Work to complete ::
Which lines of the data below hold "description"? Copy each of them.

[Data under study — start]

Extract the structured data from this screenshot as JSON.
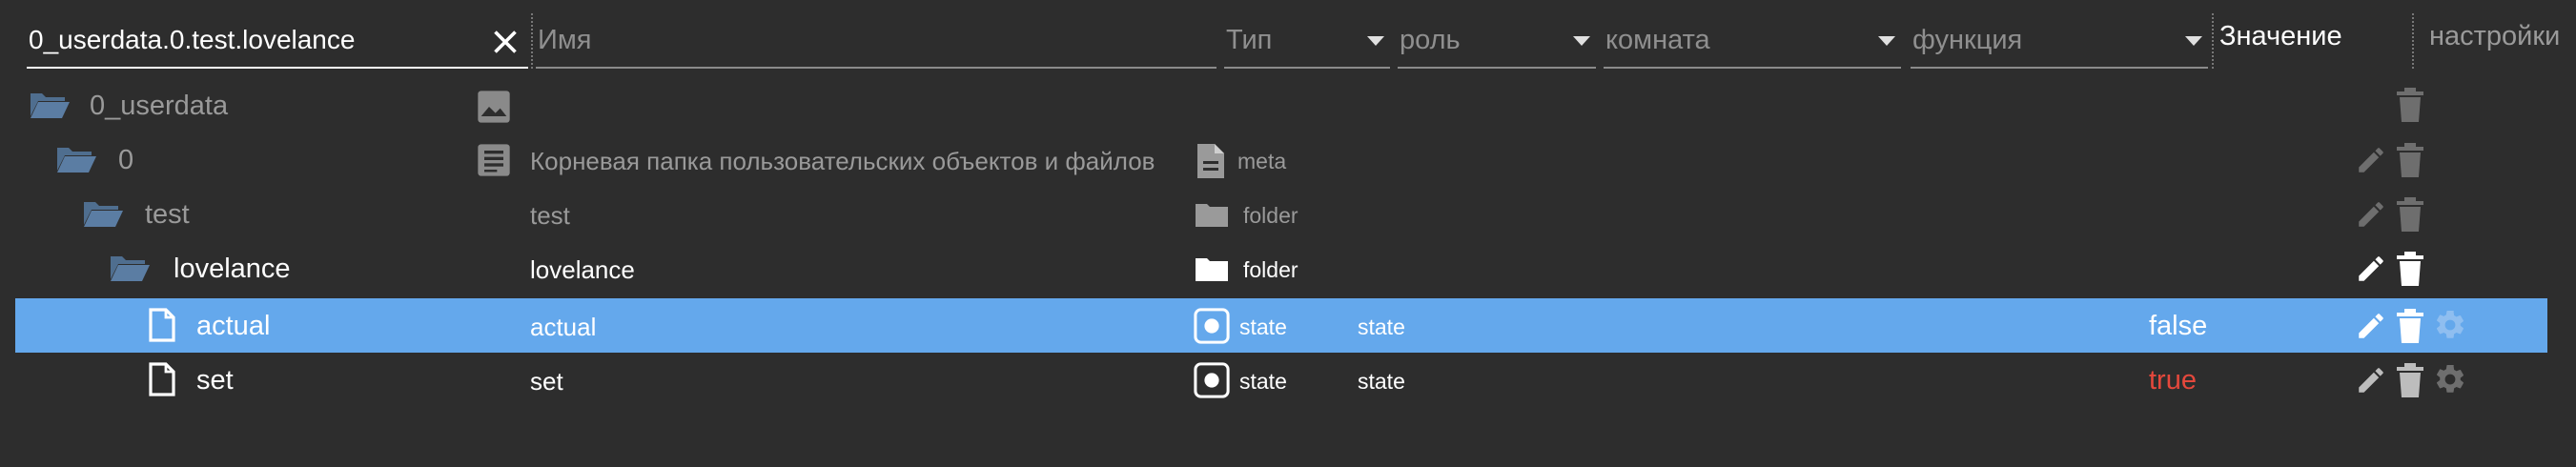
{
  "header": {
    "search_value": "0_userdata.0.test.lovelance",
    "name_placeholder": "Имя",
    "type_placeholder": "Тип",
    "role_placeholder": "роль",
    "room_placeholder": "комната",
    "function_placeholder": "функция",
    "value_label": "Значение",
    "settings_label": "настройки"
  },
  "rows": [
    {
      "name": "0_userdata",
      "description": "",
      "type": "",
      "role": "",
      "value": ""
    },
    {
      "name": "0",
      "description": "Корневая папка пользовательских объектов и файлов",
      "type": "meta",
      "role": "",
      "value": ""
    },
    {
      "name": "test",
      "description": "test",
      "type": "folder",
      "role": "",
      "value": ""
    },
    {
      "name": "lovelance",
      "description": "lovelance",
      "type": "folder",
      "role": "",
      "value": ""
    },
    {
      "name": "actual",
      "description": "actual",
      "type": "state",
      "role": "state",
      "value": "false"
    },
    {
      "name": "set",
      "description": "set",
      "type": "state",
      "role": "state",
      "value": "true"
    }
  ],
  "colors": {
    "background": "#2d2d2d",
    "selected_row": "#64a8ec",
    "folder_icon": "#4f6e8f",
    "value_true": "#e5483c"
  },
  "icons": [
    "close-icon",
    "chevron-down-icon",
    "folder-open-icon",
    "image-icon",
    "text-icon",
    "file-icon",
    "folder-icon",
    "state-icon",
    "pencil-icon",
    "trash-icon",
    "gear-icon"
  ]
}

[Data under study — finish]
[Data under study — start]

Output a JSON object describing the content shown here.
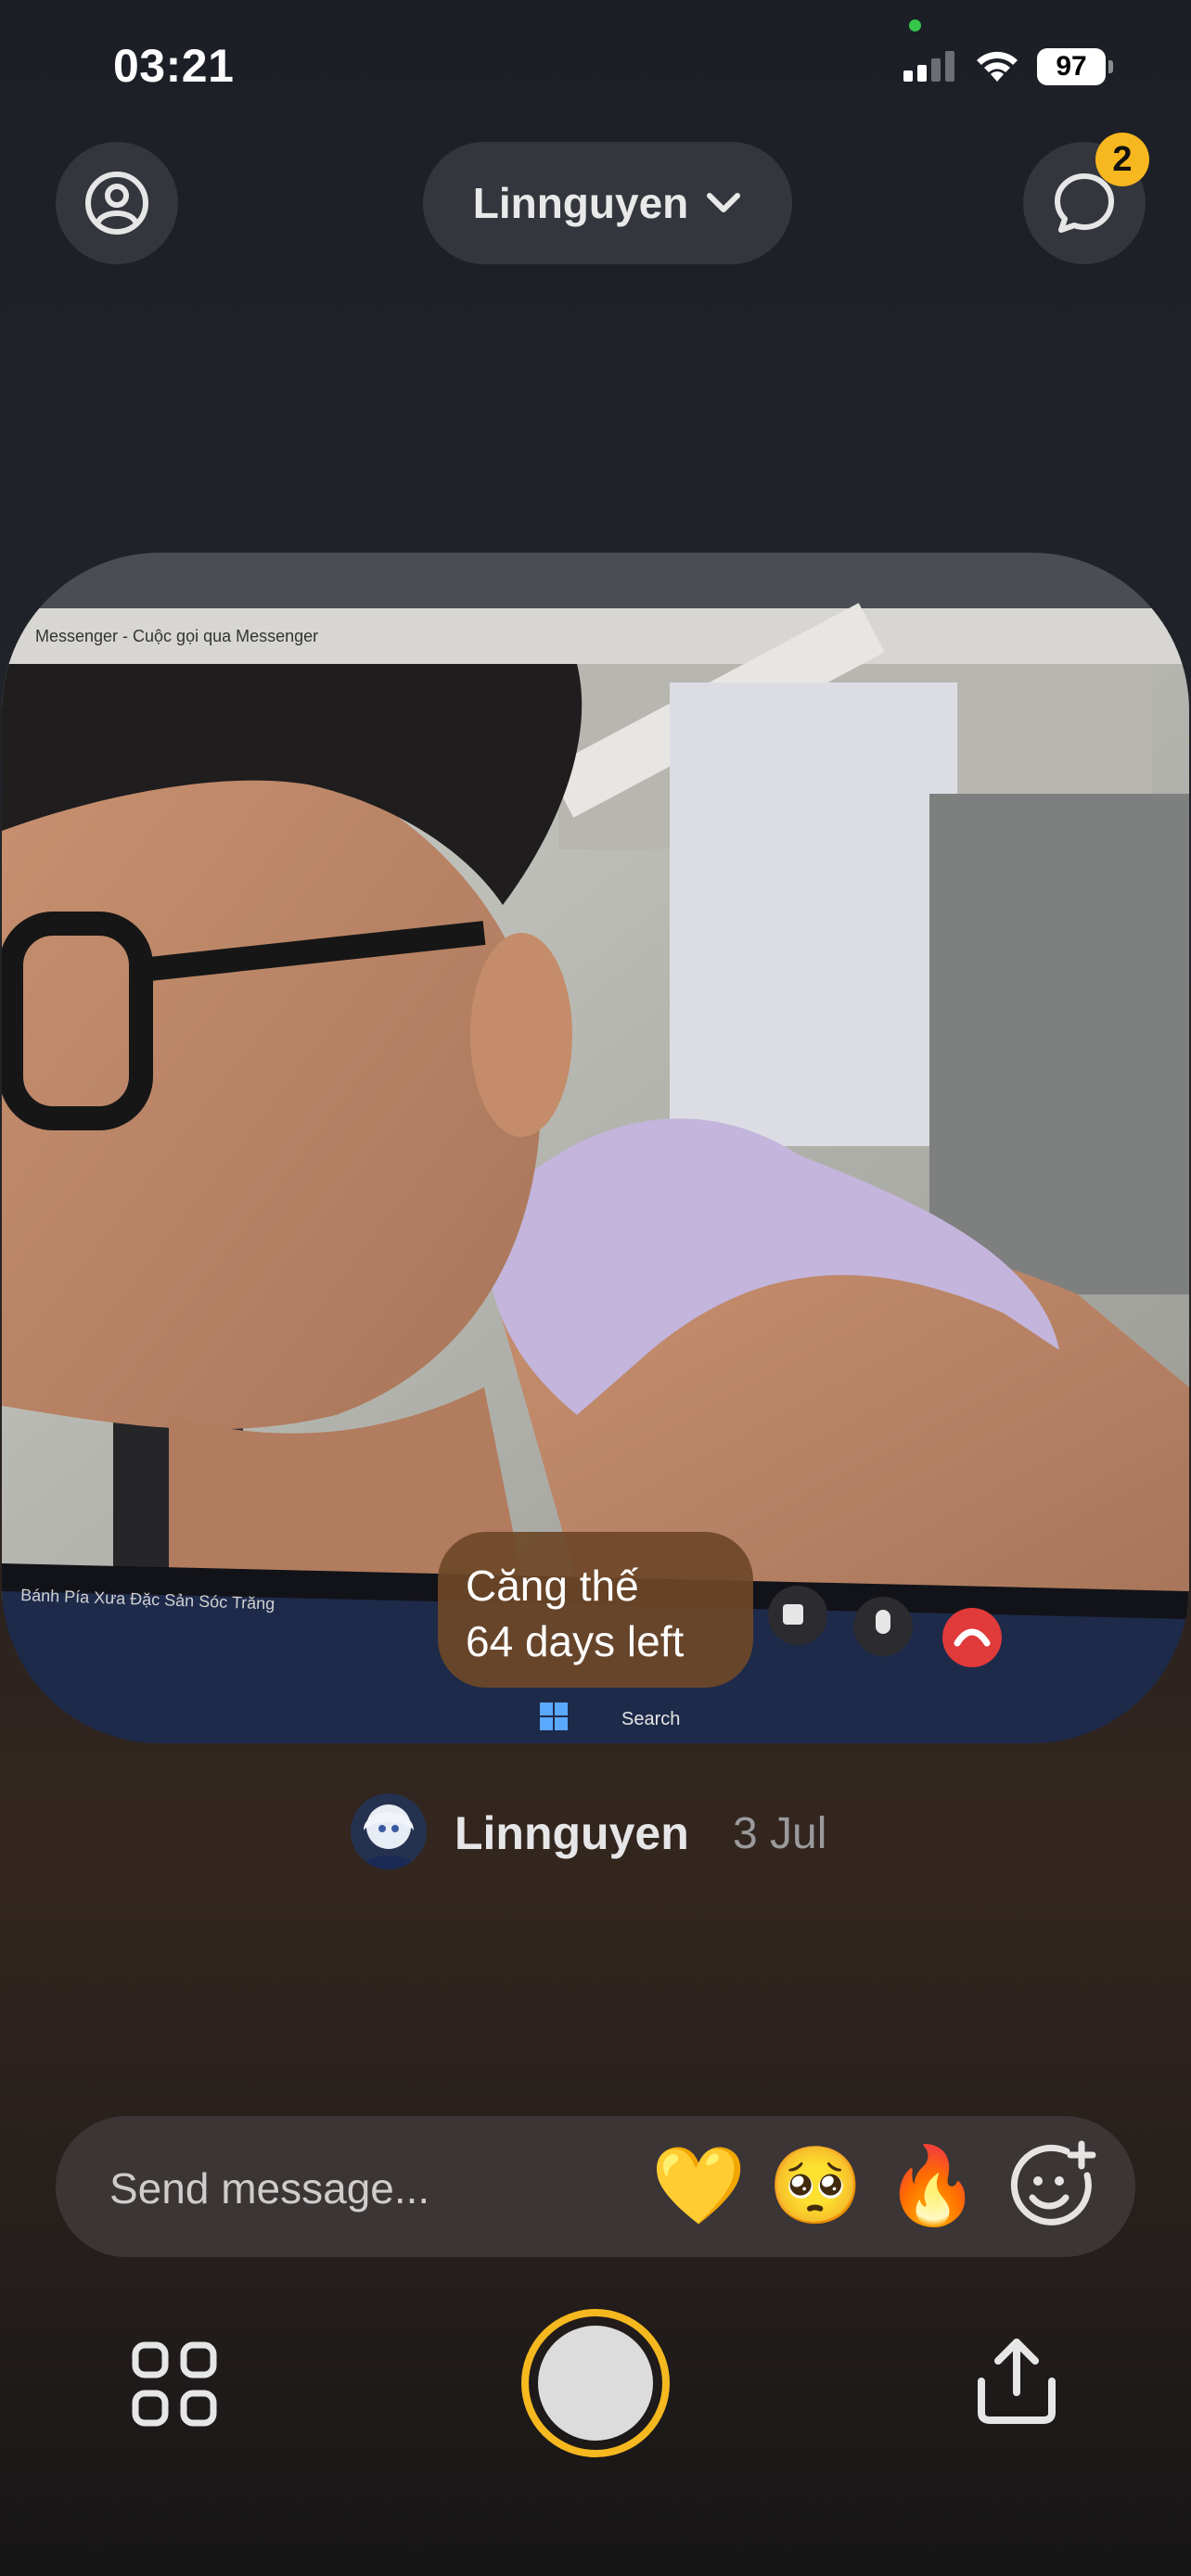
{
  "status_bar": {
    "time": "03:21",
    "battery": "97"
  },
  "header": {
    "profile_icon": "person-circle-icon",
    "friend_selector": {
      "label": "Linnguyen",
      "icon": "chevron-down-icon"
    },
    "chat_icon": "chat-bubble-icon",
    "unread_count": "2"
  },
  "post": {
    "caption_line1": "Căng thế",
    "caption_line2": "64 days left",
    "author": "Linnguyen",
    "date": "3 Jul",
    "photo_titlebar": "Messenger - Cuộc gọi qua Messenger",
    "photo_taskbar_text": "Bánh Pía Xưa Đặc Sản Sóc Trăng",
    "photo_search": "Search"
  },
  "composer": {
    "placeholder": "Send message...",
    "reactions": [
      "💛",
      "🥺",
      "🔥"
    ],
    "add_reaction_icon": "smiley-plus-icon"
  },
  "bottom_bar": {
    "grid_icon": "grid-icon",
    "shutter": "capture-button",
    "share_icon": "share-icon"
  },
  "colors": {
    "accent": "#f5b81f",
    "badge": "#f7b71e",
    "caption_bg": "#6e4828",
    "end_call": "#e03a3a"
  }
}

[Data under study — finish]

Written answer ::
      "description": "",
      "description": "Корневая папка пользовательских объектов и файлов",
      "description": "test",
      "description": "lovelance",
      "description": "actual",
      "description": "set",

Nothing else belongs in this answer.